I decided to use a different approach and fired up Migration Assistant from the Utilities folder once Leopard was installed, selecting the same option (restore from TM). This time, the progress bar moved, the hard drive churned, but received an error message at the end that there was a problem with my main user account (where all the data was located). Turns out that the restore only partially restored — none of my preferences or applications were restored. I manually dragged over applications like Firefox from the Applications directory on the drive, which seems to work (except for Adobe Photoshop and VMWare Fusion).

Demoralized, but not defeated, I cut my losses and partitioned the drive. It worked this time! The Windows XP installer presented me with the familiar blue installation screen. After going through all the license agreements and such, I had to choose how to handle the new partition. My choices were:

  • Format the partition using FAT32
  • Format the partition using NTFS
  • Quick Format the partition using FAT32
  • Quick Format the partition using NTFS
  • Convert the partition to NTFS (I chose this)
  • Leave the partition as is

That was the wrong choice.
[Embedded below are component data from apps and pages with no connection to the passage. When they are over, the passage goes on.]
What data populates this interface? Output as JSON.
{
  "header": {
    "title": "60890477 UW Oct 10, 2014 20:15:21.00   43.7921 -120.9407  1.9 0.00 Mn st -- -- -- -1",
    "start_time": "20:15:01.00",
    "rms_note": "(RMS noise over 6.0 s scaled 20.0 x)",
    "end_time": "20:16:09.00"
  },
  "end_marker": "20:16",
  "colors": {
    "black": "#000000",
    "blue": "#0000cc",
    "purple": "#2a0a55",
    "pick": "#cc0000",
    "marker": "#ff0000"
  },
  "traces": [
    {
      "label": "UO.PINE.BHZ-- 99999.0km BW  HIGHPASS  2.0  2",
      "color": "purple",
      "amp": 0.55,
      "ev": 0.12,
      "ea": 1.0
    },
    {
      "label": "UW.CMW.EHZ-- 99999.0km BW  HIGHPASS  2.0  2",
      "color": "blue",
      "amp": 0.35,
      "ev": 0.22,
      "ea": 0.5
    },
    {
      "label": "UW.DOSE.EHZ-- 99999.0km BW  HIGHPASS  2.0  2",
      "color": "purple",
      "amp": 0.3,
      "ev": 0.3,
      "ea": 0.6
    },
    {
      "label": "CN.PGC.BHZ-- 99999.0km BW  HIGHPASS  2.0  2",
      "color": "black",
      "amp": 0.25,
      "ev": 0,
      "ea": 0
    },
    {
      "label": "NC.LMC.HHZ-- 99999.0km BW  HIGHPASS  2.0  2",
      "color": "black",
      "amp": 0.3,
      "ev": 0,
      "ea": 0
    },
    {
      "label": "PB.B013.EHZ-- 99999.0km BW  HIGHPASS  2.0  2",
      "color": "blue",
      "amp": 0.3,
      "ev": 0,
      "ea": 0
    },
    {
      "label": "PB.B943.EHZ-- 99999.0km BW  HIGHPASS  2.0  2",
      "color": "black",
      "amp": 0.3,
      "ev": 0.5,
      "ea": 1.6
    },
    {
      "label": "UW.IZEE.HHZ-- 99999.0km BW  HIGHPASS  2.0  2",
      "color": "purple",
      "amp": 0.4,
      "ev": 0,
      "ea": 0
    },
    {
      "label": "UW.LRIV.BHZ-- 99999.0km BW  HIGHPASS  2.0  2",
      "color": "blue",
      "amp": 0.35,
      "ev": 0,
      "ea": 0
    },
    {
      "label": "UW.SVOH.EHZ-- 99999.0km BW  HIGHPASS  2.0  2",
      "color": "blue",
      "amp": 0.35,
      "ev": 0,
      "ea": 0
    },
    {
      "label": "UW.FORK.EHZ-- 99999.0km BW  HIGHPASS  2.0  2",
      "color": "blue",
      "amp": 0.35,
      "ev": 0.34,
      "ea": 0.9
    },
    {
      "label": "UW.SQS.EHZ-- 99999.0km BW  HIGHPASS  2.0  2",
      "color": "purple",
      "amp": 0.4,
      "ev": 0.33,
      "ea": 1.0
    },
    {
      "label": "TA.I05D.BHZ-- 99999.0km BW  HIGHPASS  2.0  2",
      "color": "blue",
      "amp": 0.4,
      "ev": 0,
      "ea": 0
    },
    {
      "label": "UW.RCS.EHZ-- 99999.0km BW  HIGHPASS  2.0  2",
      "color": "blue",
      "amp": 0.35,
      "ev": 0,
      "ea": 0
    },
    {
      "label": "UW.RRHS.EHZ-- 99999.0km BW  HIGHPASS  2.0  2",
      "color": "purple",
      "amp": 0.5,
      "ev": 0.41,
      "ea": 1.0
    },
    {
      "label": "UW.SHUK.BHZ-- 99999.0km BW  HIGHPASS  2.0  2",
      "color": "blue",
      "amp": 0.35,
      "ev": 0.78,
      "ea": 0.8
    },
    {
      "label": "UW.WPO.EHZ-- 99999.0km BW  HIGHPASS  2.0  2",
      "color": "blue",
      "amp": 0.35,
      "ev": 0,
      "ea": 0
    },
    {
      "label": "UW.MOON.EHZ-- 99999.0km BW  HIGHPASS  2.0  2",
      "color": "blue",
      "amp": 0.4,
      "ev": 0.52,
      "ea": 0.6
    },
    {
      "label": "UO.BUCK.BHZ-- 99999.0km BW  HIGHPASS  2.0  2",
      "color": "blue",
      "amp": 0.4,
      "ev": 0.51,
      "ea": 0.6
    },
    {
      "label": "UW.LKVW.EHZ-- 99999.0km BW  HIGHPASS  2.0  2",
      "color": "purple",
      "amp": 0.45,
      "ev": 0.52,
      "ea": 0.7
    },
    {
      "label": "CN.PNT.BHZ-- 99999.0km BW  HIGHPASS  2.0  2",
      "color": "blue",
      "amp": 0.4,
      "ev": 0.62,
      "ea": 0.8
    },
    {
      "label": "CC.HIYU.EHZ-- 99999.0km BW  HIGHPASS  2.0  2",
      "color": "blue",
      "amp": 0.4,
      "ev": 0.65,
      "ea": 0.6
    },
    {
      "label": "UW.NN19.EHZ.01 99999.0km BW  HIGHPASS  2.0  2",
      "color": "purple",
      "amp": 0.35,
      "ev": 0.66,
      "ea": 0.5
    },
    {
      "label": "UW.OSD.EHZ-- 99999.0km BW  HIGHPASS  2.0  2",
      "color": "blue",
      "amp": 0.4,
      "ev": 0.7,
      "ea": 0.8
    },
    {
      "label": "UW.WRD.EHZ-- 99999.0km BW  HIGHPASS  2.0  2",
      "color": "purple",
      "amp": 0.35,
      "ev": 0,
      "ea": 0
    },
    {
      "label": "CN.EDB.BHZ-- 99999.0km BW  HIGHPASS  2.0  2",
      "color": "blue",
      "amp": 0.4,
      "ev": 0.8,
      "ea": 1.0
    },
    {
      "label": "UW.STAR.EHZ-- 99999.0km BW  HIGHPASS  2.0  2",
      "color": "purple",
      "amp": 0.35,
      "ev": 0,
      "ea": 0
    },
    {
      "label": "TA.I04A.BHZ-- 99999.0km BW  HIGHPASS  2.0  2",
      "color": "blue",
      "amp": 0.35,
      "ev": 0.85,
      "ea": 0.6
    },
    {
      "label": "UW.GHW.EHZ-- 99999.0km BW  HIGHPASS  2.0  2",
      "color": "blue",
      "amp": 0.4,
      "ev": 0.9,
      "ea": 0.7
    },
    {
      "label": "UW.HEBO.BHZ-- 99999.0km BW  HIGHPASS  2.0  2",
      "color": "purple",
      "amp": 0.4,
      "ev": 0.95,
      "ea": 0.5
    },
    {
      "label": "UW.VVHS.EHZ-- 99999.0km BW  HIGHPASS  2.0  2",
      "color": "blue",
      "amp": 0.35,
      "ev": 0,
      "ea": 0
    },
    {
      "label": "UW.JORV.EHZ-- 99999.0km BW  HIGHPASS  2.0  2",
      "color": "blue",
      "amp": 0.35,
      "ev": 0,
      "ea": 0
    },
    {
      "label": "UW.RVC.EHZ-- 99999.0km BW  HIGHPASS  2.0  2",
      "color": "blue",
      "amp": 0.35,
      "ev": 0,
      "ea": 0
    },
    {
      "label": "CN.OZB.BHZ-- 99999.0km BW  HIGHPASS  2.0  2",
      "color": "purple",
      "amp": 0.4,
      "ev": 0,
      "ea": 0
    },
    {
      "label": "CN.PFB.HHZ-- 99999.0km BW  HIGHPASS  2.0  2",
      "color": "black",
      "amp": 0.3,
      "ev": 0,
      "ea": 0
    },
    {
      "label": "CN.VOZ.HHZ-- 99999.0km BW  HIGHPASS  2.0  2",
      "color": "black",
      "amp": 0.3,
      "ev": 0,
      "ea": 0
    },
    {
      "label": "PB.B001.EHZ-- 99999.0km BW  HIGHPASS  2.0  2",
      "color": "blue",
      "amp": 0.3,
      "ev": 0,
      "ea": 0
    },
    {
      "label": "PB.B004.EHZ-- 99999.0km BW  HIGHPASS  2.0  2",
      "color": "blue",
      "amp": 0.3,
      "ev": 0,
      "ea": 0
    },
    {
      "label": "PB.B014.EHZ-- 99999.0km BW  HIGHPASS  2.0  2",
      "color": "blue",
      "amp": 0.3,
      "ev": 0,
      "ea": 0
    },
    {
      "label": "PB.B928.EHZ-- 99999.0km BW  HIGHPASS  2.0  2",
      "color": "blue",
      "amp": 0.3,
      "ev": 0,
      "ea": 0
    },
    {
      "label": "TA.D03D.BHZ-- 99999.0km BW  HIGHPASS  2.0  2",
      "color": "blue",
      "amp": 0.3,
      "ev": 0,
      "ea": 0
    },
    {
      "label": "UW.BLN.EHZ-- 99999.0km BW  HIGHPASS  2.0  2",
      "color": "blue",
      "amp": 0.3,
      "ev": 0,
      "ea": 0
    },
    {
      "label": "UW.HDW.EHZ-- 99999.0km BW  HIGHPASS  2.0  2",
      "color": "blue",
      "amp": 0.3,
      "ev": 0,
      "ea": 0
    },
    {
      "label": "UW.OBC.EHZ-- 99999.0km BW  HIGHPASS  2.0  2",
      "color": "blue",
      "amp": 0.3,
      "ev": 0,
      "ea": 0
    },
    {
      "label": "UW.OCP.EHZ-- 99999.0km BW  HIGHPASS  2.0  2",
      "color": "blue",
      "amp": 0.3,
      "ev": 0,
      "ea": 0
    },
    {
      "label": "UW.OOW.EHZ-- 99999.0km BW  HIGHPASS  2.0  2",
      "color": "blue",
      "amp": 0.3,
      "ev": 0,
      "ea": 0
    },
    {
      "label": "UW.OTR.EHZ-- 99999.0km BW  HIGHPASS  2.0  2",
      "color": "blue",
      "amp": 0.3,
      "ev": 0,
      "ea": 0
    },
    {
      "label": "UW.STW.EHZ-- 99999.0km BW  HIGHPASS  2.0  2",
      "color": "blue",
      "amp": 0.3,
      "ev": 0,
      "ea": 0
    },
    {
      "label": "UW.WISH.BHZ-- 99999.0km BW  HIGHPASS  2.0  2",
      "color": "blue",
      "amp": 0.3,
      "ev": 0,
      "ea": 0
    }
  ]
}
The machine rebooted, and showed a message like “Invalid startup disk.”

Apparently, the right choice was Format using FAT32 (or NTFS). So, back to OS X, use Boot Camp to restore and repartition the drive, and select the right option this time in the Windows installer.

Note: if you need to eject the Windows XP CD because you may have something of value written on it (maybe some kind of a serial number?), you need to eject it after Windows installer restarts and BEFORE it actually boots. Remember, there is no physical eject button on Mac’s computers, and the keyboard button WILL NOT WORK.

I finally installed Windows XP SP2. Great. But, it didn’t recognize the ethernet card, the wireless card, video card… in fact, if there was anything to be recognized, Windows failed at it.

AH! But the drivers! According to Apple’s instructions, put the Leopard CD in while in Windows, and an installer will automatically start up the driver installation process.

But this wasn’t working. In fact, when I inserted the Leopard installation CD, there was nothing on it — it was blank. I finally realized that the original CD is a dual-format CD, HFS+ and iso9660. Since this is a copy of the Leopard CD, and Disk Utility didn’t make an exact copy, I had no way of getting the drivers unless I found them online or got the original CD again.

Don’t even bother looking online, Apple doesn’t provide them (why?!), and as a rule of thumb I never download executable torrents (unless they are Linux ISOs).

I ended up borrowing a friend’s Snow Leopard CD, which worked. The video driver, ethernet driver, sound, microphone, isight, everything is fine.

Except wireless. Wireless wouldn’t connect to my Airport Extreme router saying that the network is out of reach (even though it’s sitting RIGHT NEXT TO my machine). I found a forum that basically said that in order to get it working with XP, I have to change my encryption on the router from “WPA2 Personal” to “WPA/WPA2.” Lo-and-behold, it worked.

The final hurdle was installing Service Pack 3. Starting the install, I get the following message “an error occurred while copying file osloader.ntd.” This forum helped explain that. To summarize, you have to remove the Mac partition from the Windows partition table, install SP3, and re-add it.

So there you have it. It’s a painful process which for once, in my opinion, isn’t Microsoft’s fault. But it’s worth it to see spies burned, heavies backstabbed, and pyros ubered.